- Familiarity with linear algebra
- Probability basics definitions and counting
- Bayes' rule
- Estimation: MMSE, LLSE
- Iterated Expectation
- Gaussian / Joint Gaussian
- Markov and Chebyshev Inequalities
- Law of Large Numbers
- Chernoff Bounds and Central Limit Theorem
- Bernoulli and Poisson Processes
- Markov Chains and their Stationary Distributions
Weekly Problem set. Semi-regular weekly Python labs.
3 hours lectures, 1 hour of discussion, 6-8 hours of problem sets per week, and some weeks will have 2-4 hours of Python labs [the main challenge with labs comes from debugging and decoding ambiguous directions]. This is known to be a very high workload course though, and you should be prepared to spend more than 10 hours per week on the homework.
Choosing the Course
When to take
After taking CS70
- EE226A, if you have a strong interest, particularly in the theoretical aspects of the class.
- EECS229A covering information theory.
- Courses like 188 (less dependent on this course) and 189 explore the applications of probability.
Usefulness for Research or Internships
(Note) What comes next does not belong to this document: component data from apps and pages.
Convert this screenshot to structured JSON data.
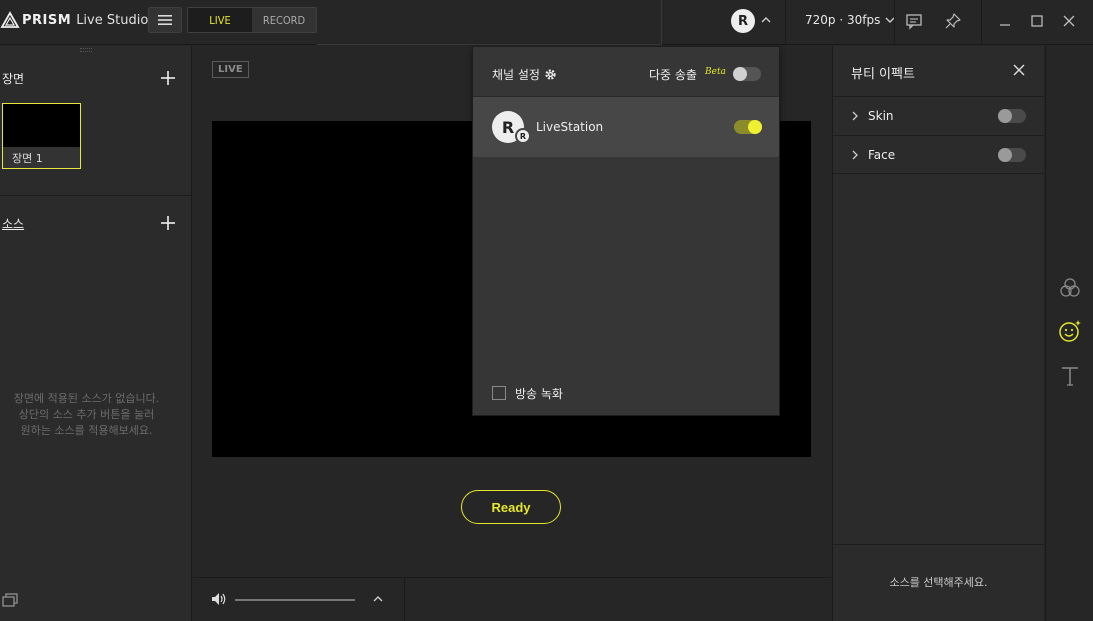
{
  "app": {
    "brand": "PRISM",
    "subtitle": "Live Studio"
  },
  "topbar": {
    "mode_tabs": [
      {
        "label": "LIVE",
        "active": true
      },
      {
        "label": "RECORD",
        "active": false
      }
    ],
    "avatar_letter": "R",
    "resolution": "720p · 30fps"
  },
  "left_panel": {
    "scenes_title": "장면",
    "scene_items": [
      {
        "label": "장면 1",
        "selected": true
      }
    ],
    "sources_title": "소스",
    "empty_message_lines": [
      "장면에 적용된 소스가 없습니다.",
      "상단의 소스 추가 버튼을 눌러",
      "원하는 소스를 적용해보세요."
    ]
  },
  "center": {
    "live_badge": "LIVE",
    "ready_label": "Ready",
    "volume_level": 1.0
  },
  "channel_dropdown": {
    "title": "채널 설정",
    "multi_stream_label": "다중 송출",
    "beta_label": "Beta",
    "multi_stream_on": false,
    "channels": [
      {
        "avatar_letter": "R",
        "badge_letter": "R",
        "name": "LiveStation",
        "enabled": true
      }
    ],
    "record_checkbox_label": "방송 녹화",
    "record_checked": false
  },
  "right_panel": {
    "title": "뷰티 이펙트",
    "rows": [
      {
        "label": "Skin",
        "enabled": false
      },
      {
        "label": "Face",
        "enabled": false
      }
    ],
    "select_source_message": "소스를 선택해주세요."
  },
  "side_strip": {
    "icons": [
      "color-filter-icon",
      "beauty-effect-icon",
      "text-icon"
    ],
    "active_icon": "beauty-effect-icon",
    "accent_color": "#e6e62c"
  }
}
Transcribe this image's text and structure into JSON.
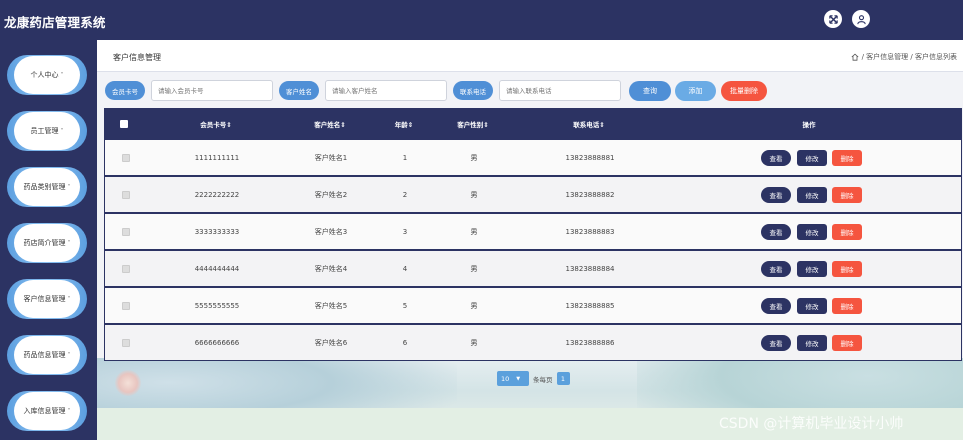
{
  "app": {
    "title": "龙康药店管理系统"
  },
  "sidebar": {
    "items": [
      {
        "label": "个人中心"
      },
      {
        "label": "员工管理"
      },
      {
        "label": "药品类别管理"
      },
      {
        "label": "药店简介管理"
      },
      {
        "label": "客户信息管理"
      },
      {
        "label": "药品信息管理"
      },
      {
        "label": "入库信息管理"
      }
    ]
  },
  "breadcrumb": {
    "title": "客户信息管理",
    "path": "/ 客户信息管理 / 客户信息列表"
  },
  "search": {
    "card_label": "会员卡号",
    "card_placeholder": "请输入会员卡号",
    "name_label": "客户姓名",
    "name_placeholder": "请输入客户姓名",
    "phone_label": "联系电话",
    "phone_placeholder": "请输入联系电话",
    "query_btn": "查询",
    "add_btn": "添加",
    "batch_delete_btn": "批量删除"
  },
  "table": {
    "headers": {
      "card": "会员卡号⇕",
      "name": "客户姓名⇕",
      "age": "年龄⇕",
      "gender": "客户性别⇕",
      "phone": "联系电话⇕",
      "ops": "操作"
    },
    "rows": [
      {
        "card": "1111111111",
        "name": "客户姓名1",
        "age": "1",
        "gender": "男",
        "phone": "13823888881"
      },
      {
        "card": "2222222222",
        "name": "客户姓名2",
        "age": "2",
        "gender": "男",
        "phone": "13823888882"
      },
      {
        "card": "3333333333",
        "name": "客户姓名3",
        "age": "3",
        "gender": "男",
        "phone": "13823888883"
      },
      {
        "card": "4444444444",
        "name": "客户姓名4",
        "age": "4",
        "gender": "男",
        "phone": "13823888884"
      },
      {
        "card": "5555555555",
        "name": "客户姓名5",
        "age": "5",
        "gender": "男",
        "phone": "13823888885"
      },
      {
        "card": "6666666666",
        "name": "客户姓名6",
        "age": "6",
        "gender": "男",
        "phone": "13823888886"
      }
    ],
    "view_label": "查看",
    "edit_label": "修改",
    "delete_label": "删除"
  },
  "pager": {
    "size": "10",
    "per_page": "条每页",
    "current": "1"
  },
  "watermark": "CSDN @计算机毕业设计小帅",
  "colors": {
    "nav": "#2c3363",
    "accent": "#4f8fd6",
    "danger": "#f5553f"
  },
  "icons": {
    "fullscreen": "fullscreen-icon",
    "user": "user-icon",
    "home": "home-icon"
  }
}
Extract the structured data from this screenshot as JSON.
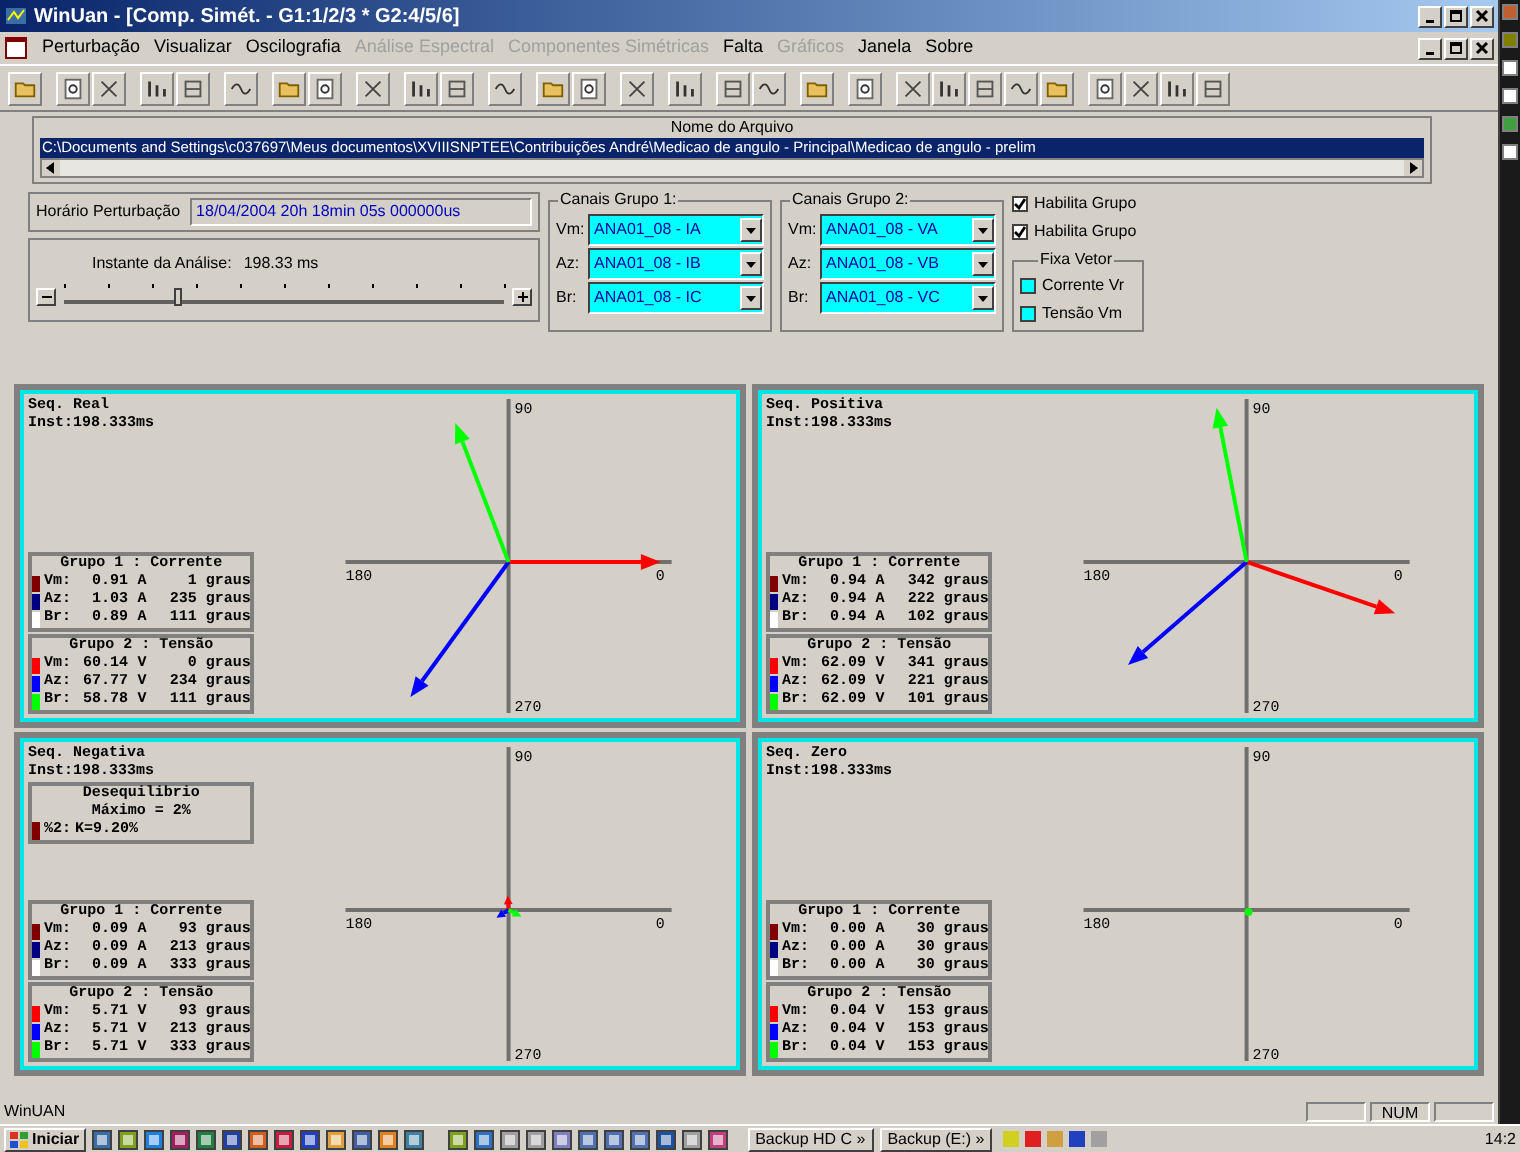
{
  "window": {
    "title": "WinUan - [Comp. Simét. - G1:1/2/3 * G2:4/5/6]"
  },
  "menu": [
    {
      "label": "Perturbação",
      "disabled": false
    },
    {
      "label": "Visualizar",
      "disabled": false
    },
    {
      "label": "Oscilografia",
      "disabled": false
    },
    {
      "label": "Análise Espectral",
      "disabled": true
    },
    {
      "label": "Componentes Simétricas",
      "disabled": true
    },
    {
      "label": "Falta",
      "disabled": false
    },
    {
      "label": "Gráficos",
      "disabled": true
    },
    {
      "label": "Janela",
      "disabled": false
    },
    {
      "label": "Sobre",
      "disabled": false
    }
  ],
  "file": {
    "label": "Nome do Arquivo",
    "path": "C:\\Documents and Settings\\c037697\\Meus documentos\\XVIIISNPTEE\\Contribuições André\\Medicao de angulo - Principal\\Medicao de angulo - prelim"
  },
  "disturbance": {
    "label": "Horário Perturbação",
    "value": "18/04/2004 20h 18min 05s 000000us"
  },
  "analysis": {
    "label": "Instante da Análise:",
    "reading": "198.33 ms",
    "level": 0.26
  },
  "channel_groups": [
    {
      "title": "Canais Grupo 1:",
      "channels": [
        {
          "label": "Vm:",
          "value": "ANA01_08 - IA"
        },
        {
          "label": "Az:",
          "value": "ANA01_08 - IB"
        },
        {
          "label": "Br:",
          "value": "ANA01_08 - IC"
        }
      ]
    },
    {
      "title": "Canais Grupo 2:",
      "channels": [
        {
          "label": "Vm:",
          "value": "ANA01_08 - VA"
        },
        {
          "label": "Az:",
          "value": "ANA01_08 - VB"
        },
        {
          "label": "Br:",
          "value": "ANA01_08 - VC"
        }
      ]
    }
  ],
  "enable_group": [
    {
      "label": "Habilita Grupo",
      "checked": true
    },
    {
      "label": "Habilita Grupo",
      "checked": true
    }
  ],
  "fix_vector": {
    "title": "Fixa Vetor",
    "options": [
      {
        "label": "Corrente Vr",
        "checked": false
      },
      {
        "label": "Tensão Vm",
        "checked": false
      }
    ]
  },
  "panels": [
    {
      "title": "Seq. Real",
      "instant": "Inst:198.333ms",
      "axis_labels": [
        "90",
        "180",
        "0",
        "270"
      ],
      "groups": [
        {
          "title": "Grupo 1 : Corrente",
          "rows": [
            {
              "label": "Vm:",
              "magnitude": "0.91",
              "unit": "A",
              "angle": "1 graus",
              "color": "#800000"
            },
            {
              "label": "Az:",
              "magnitude": "1.03",
              "unit": "A",
              "angle": "235 graus",
              "color": "#000080"
            },
            {
              "label": "Br:",
              "magnitude": "0.89",
              "unit": "A",
              "angle": "111 graus",
              "color": "#ffffff"
            }
          ]
        },
        {
          "title": "Grupo 2 : Tensão",
          "rows": [
            {
              "label": "Vm:",
              "magnitude": "60.14",
              "unit": "V",
              "angle": "0 graus",
              "color": "#ff0000"
            },
            {
              "label": "Az:",
              "magnitude": "67.77",
              "unit": "V",
              "angle": "234 graus",
              "color": "#0000ff"
            },
            {
              "label": "Br:",
              "magnitude": "58.78",
              "unit": "V",
              "angle": "111 graus",
              "color": "#00ff00"
            }
          ]
        }
      ]
    },
    {
      "title": "Seq. Positiva",
      "instant": "Inst:198.333ms",
      "axis_labels": [
        "90",
        "180",
        "0",
        "270"
      ],
      "groups": [
        {
          "title": "Grupo 1 : Corrente",
          "rows": [
            {
              "label": "Vm:",
              "magnitude": "0.94",
              "unit": "A",
              "angle": "342 graus",
              "color": "#800000"
            },
            {
              "label": "Az:",
              "magnitude": "0.94",
              "unit": "A",
              "angle": "222 graus",
              "color": "#000080"
            },
            {
              "label": "Br:",
              "magnitude": "0.94",
              "unit": "A",
              "angle": "102 graus",
              "color": "#ffffff"
            }
          ]
        },
        {
          "title": "Grupo 2 : Tensão",
          "rows": [
            {
              "label": "Vm:",
              "magnitude": "62.09",
              "unit": "V",
              "angle": "341 graus",
              "color": "#ff0000"
            },
            {
              "label": "Az:",
              "magnitude": "62.09",
              "unit": "V",
              "angle": "221 graus",
              "color": "#0000ff"
            },
            {
              "label": "Br:",
              "magnitude": "62.09",
              "unit": "V",
              "angle": "101 graus",
              "color": "#00ff00"
            }
          ]
        }
      ]
    },
    {
      "title": "Seq. Negativa",
      "instant": "Inst:198.333ms",
      "axis_labels": [
        "90",
        "180",
        "0",
        "270"
      ],
      "unbalance": {
        "title": "Desequilibrio",
        "limit": "Máximo = 2%",
        "row": {
          "label": "%2:",
          "value": "K=9.20%",
          "color": "#800000"
        }
      },
      "groups": [
        {
          "title": "Grupo 1 : Corrente",
          "rows": [
            {
              "label": "Vm:",
              "magnitude": "0.09",
              "unit": "A",
              "angle": "93 graus",
              "color": "#800000"
            },
            {
              "label": "Az:",
              "magnitude": "0.09",
              "unit": "A",
              "angle": "213 graus",
              "color": "#000080"
            },
            {
              "label": "Br:",
              "magnitude": "0.09",
              "unit": "A",
              "angle": "333 graus",
              "color": "#ffffff"
            }
          ]
        },
        {
          "title": "Grupo 2 : Tensão",
          "rows": [
            {
              "label": "Vm:",
              "magnitude": "5.71",
              "unit": "V",
              "angle": "93 graus",
              "color": "#ff0000"
            },
            {
              "label": "Az:",
              "magnitude": "5.71",
              "unit": "V",
              "angle": "213 graus",
              "color": "#0000ff"
            },
            {
              "label": "Br:",
              "magnitude": "5.71",
              "unit": "V",
              "angle": "333 graus",
              "color": "#00ff00"
            }
          ]
        }
      ]
    },
    {
      "title": "Seq. Zero",
      "instant": "Inst:198.333ms",
      "axis_labels": [
        "90",
        "180",
        "0",
        "270"
      ],
      "groups": [
        {
          "title": "Grupo 1 : Corrente",
          "rows": [
            {
              "label": "Vm:",
              "magnitude": "0.00",
              "unit": "A",
              "angle": "30 graus",
              "color": "#800000"
            },
            {
              "label": "Az:",
              "magnitude": "0.00",
              "unit": "A",
              "angle": "30 graus",
              "color": "#000080"
            },
            {
              "label": "Br:",
              "magnitude": "0.00",
              "unit": "A",
              "angle": "30 graus",
              "color": "#ffffff"
            }
          ]
        },
        {
          "title": "Grupo 2 : Tensão",
          "rows": [
            {
              "label": "Vm:",
              "magnitude": "0.04",
              "unit": "V",
              "angle": "153 graus",
              "color": "#ff0000"
            },
            {
              "label": "Az:",
              "magnitude": "0.04",
              "unit": "V",
              "angle": "153 graus",
              "color": "#0000ff"
            },
            {
              "label": "Br:",
              "magnitude": "0.04",
              "unit": "V",
              "angle": "153 graus",
              "color": "#00ff00"
            }
          ]
        }
      ]
    }
  ],
  "status_bar": {
    "text": "WinUAN",
    "indicators": [
      "NUM"
    ]
  },
  "taskbar": {
    "start": "Iniciar",
    "tasks": [
      "Backup HD C »",
      "Backup (E:) »"
    ],
    "clock": "14:2"
  }
}
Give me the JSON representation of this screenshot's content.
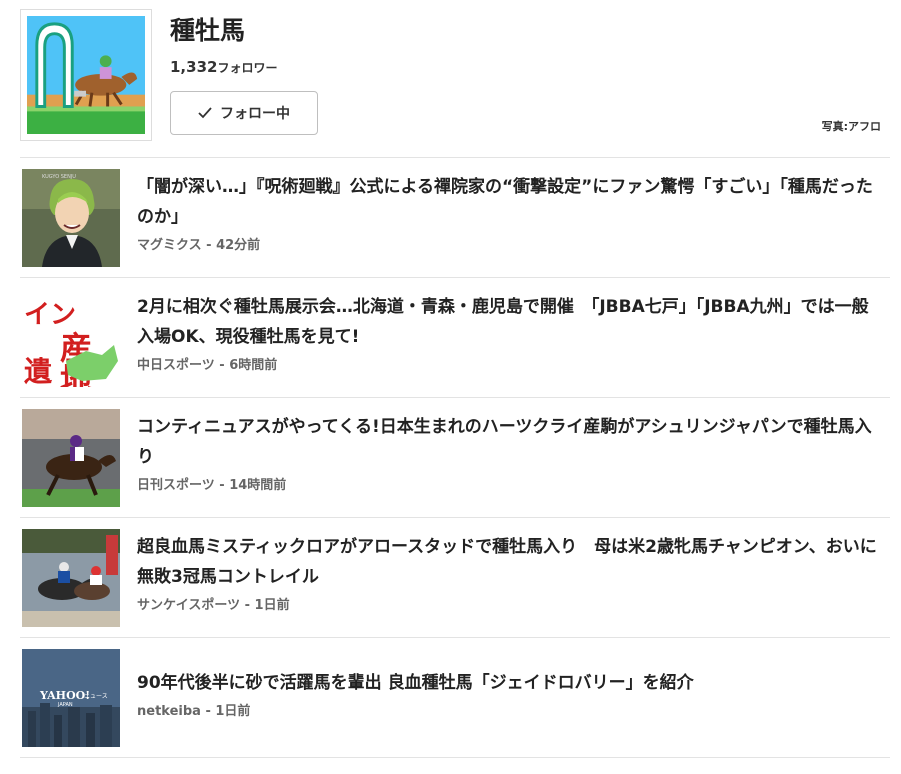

This course is fundamental to many areas of research, including signal processing, machine learning, control theory, communications, information theory. It is unlikely to be useful for internships, but a good grade in 126 can serve as a nice feather in your cap while trying to find research.
Start early, go to office hours and form a study group. Form a study group. Form a study group. Also, form a study group.
Last edited: Summer 2020